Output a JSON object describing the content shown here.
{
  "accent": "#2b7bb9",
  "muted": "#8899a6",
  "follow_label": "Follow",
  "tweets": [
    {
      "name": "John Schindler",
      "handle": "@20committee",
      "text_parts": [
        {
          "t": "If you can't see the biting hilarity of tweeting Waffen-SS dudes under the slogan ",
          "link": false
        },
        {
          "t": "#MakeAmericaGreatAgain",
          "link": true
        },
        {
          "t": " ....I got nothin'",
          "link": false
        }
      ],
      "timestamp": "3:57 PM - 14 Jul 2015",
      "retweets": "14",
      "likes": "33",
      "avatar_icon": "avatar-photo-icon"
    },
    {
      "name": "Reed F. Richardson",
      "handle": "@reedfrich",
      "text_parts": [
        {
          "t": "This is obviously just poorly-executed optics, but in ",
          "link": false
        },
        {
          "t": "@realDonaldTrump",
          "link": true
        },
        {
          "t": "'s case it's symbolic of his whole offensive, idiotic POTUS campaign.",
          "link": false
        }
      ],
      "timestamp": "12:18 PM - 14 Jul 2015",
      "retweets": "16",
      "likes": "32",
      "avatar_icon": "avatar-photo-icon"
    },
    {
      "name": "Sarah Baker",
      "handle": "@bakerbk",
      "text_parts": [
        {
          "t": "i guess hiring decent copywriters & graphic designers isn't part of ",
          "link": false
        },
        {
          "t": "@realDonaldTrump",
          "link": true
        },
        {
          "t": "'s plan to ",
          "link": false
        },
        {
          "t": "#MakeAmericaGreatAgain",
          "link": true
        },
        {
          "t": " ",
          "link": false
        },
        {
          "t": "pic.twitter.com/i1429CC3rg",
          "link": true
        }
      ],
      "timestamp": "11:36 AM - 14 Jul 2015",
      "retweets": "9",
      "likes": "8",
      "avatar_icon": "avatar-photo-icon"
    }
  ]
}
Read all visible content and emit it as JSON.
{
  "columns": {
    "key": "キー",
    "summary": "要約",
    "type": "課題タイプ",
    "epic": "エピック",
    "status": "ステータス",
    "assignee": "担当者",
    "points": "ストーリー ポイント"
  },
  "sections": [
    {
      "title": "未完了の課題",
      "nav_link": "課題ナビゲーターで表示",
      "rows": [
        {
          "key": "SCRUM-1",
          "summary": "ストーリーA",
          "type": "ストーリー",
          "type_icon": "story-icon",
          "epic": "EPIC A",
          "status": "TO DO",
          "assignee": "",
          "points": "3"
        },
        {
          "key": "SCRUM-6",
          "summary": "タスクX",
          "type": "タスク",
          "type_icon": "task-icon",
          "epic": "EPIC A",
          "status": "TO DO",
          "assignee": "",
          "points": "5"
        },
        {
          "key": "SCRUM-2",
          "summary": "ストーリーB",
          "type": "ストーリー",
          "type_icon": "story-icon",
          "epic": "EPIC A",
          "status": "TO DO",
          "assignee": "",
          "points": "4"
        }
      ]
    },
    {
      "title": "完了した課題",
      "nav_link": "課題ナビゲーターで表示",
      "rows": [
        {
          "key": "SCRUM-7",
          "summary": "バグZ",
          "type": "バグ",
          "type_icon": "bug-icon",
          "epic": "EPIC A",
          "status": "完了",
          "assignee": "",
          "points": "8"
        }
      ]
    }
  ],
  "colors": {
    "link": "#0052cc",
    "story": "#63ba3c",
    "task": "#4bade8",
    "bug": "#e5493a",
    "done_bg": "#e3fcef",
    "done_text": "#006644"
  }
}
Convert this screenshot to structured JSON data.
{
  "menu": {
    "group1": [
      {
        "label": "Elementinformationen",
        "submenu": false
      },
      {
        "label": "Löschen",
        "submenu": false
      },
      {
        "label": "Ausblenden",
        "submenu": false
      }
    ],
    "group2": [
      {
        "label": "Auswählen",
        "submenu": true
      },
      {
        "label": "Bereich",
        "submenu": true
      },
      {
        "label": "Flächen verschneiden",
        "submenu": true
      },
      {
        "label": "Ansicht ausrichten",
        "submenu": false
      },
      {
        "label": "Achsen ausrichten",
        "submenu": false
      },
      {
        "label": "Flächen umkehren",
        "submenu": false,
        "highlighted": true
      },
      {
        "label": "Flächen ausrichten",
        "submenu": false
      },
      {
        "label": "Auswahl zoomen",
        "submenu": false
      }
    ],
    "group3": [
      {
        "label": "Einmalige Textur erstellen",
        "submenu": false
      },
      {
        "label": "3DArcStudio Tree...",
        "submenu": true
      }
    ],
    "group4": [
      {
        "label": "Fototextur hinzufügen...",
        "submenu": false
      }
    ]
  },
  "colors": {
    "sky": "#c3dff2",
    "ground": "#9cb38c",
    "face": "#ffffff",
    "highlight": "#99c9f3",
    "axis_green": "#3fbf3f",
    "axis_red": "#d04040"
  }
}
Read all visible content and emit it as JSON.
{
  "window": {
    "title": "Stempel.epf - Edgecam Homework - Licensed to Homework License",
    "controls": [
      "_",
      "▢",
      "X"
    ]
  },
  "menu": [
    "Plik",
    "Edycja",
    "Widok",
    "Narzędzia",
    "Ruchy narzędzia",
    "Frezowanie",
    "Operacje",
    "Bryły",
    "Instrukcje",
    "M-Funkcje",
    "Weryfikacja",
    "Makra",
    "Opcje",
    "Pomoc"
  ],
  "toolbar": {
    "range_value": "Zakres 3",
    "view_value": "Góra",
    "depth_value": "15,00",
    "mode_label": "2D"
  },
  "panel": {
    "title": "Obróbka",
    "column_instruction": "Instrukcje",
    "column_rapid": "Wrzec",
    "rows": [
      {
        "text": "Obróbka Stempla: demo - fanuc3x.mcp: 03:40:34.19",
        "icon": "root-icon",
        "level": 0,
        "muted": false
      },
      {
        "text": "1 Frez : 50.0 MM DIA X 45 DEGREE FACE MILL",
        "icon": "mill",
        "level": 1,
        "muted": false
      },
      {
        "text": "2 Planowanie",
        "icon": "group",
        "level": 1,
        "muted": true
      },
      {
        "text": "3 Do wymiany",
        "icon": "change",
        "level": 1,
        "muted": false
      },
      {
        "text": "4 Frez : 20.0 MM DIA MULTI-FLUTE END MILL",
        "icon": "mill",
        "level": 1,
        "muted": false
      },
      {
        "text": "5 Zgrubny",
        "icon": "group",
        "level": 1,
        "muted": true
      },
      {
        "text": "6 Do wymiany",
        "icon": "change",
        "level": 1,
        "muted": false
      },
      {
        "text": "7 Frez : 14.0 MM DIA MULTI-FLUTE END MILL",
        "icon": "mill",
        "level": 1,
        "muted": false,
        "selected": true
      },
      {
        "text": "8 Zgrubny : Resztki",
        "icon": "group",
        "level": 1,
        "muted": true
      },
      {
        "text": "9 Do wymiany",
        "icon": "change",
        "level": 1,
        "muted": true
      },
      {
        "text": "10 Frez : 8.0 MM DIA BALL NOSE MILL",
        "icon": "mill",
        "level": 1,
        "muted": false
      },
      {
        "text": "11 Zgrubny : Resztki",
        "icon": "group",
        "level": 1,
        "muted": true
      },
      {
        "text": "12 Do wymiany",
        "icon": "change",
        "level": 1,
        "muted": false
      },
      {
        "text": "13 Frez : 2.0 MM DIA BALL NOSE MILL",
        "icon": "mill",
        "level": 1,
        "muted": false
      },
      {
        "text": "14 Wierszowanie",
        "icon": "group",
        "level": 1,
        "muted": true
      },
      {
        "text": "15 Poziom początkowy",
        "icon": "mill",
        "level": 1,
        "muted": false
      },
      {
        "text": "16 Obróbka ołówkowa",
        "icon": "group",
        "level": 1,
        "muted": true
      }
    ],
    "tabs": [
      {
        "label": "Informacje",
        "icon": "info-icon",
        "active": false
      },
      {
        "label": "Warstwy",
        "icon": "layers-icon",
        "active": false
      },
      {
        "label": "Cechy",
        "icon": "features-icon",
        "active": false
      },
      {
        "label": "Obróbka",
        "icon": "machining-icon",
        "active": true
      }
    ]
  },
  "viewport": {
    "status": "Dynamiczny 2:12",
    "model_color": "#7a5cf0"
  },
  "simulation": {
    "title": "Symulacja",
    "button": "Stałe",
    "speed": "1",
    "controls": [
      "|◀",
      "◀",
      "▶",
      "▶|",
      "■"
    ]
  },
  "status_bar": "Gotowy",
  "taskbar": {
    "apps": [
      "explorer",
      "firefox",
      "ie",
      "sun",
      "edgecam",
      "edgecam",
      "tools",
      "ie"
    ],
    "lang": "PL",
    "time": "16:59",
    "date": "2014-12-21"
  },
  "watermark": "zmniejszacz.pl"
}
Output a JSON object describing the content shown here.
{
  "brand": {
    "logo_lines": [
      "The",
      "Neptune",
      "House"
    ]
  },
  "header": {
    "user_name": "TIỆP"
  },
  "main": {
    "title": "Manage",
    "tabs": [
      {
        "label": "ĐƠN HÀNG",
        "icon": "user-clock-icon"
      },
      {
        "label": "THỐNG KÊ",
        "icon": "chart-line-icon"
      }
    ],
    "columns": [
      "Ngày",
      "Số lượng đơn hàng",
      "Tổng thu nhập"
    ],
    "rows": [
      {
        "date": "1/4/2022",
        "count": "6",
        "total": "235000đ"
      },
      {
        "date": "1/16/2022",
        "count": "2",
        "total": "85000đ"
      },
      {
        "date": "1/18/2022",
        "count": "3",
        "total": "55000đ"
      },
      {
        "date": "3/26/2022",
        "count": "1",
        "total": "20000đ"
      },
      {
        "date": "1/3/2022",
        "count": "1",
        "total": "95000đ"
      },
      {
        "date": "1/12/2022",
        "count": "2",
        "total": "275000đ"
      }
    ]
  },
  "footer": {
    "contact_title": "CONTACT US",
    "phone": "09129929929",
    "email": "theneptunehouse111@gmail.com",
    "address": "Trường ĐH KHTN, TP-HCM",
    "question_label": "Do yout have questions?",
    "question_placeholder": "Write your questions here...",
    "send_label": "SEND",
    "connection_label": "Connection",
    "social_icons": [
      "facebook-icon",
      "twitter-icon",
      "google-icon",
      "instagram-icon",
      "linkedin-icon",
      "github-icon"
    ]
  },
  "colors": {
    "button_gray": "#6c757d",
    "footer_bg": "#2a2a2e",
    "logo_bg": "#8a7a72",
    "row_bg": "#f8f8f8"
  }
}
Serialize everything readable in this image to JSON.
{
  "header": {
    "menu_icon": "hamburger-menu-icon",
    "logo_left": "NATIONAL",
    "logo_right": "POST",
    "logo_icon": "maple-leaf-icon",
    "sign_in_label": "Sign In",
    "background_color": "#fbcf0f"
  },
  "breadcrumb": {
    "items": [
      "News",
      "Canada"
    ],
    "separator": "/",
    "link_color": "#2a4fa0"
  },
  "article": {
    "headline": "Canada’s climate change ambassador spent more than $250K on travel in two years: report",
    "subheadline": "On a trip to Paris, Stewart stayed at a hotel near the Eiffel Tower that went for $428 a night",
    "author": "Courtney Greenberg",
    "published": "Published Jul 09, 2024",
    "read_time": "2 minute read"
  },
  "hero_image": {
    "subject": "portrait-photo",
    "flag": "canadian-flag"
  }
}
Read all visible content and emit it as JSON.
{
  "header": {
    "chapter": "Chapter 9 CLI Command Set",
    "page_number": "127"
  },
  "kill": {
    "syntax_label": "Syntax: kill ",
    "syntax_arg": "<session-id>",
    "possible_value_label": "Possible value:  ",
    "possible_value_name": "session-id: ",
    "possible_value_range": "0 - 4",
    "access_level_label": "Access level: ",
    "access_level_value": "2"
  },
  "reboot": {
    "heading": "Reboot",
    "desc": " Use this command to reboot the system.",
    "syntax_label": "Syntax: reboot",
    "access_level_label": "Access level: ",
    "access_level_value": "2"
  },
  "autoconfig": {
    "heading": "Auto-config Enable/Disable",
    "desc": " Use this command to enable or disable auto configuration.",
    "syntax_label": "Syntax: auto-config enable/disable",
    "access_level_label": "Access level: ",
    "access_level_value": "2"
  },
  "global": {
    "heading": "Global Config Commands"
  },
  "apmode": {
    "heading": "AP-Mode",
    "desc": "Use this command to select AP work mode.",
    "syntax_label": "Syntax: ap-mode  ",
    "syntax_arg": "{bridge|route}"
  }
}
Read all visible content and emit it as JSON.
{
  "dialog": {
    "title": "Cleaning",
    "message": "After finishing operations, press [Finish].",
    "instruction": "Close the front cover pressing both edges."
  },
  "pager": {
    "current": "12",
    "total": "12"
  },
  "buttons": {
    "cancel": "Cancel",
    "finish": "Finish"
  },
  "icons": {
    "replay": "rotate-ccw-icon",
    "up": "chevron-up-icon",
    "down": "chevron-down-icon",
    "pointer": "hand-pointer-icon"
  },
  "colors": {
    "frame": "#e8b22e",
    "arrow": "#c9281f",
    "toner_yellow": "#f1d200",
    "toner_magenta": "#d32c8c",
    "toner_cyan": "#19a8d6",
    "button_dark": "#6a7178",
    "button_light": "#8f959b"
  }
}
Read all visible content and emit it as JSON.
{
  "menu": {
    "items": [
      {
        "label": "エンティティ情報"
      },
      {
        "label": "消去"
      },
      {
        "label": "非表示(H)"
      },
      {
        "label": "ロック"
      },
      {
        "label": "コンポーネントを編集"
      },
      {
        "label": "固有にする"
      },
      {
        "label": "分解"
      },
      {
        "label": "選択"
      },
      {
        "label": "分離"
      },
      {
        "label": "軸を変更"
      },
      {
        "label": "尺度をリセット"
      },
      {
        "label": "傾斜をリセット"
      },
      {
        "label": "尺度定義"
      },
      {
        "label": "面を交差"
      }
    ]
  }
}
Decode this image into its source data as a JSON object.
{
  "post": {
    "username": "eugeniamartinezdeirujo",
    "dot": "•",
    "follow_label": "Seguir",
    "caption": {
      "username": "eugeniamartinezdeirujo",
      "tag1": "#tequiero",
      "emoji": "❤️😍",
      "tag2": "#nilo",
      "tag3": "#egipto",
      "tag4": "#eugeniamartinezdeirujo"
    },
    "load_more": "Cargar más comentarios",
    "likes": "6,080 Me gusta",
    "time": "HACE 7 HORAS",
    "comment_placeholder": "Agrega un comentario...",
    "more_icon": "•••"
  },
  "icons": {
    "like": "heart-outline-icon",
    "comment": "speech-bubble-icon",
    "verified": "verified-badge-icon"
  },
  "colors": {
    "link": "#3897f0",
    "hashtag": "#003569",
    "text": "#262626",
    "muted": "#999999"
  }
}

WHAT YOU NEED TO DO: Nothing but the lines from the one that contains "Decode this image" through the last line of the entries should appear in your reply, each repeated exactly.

EXERCISE OUTPUT:
Decode this image into its source data as a JSON object.
{
  "post": {
    "username": "eugeniamartinezdeirujo",
    "dot": "•",
    "follow_label": "Seguir",
    "caption": {
      "username": "eugeniamartinezdeirujo",
      "tag1": "#tequiero",
      "emoji": "❤️😍",
      "tag2": "#nilo",
      "tag3": "#egipto",
      "tag4": "#eugeniamartinezdeirujo"
    },
    "load_more": "Cargar más comentarios",
    "likes": "6,080 Me gusta",
    "time": "HACE 7 HORAS",
    "comment_placeholder": "Agrega un comentario...",
    "more_icon": "•••"
  },
  "icons": {
    "like": "heart-outline-icon",
    "comment": "speech-bubble-icon",
    "verified": "verified-badge-icon"
  },
  "colors": {
    "link": "#3897f0",
    "hashtag": "#003569",
    "text": "#262626",
    "muted": "#999999"
  }
}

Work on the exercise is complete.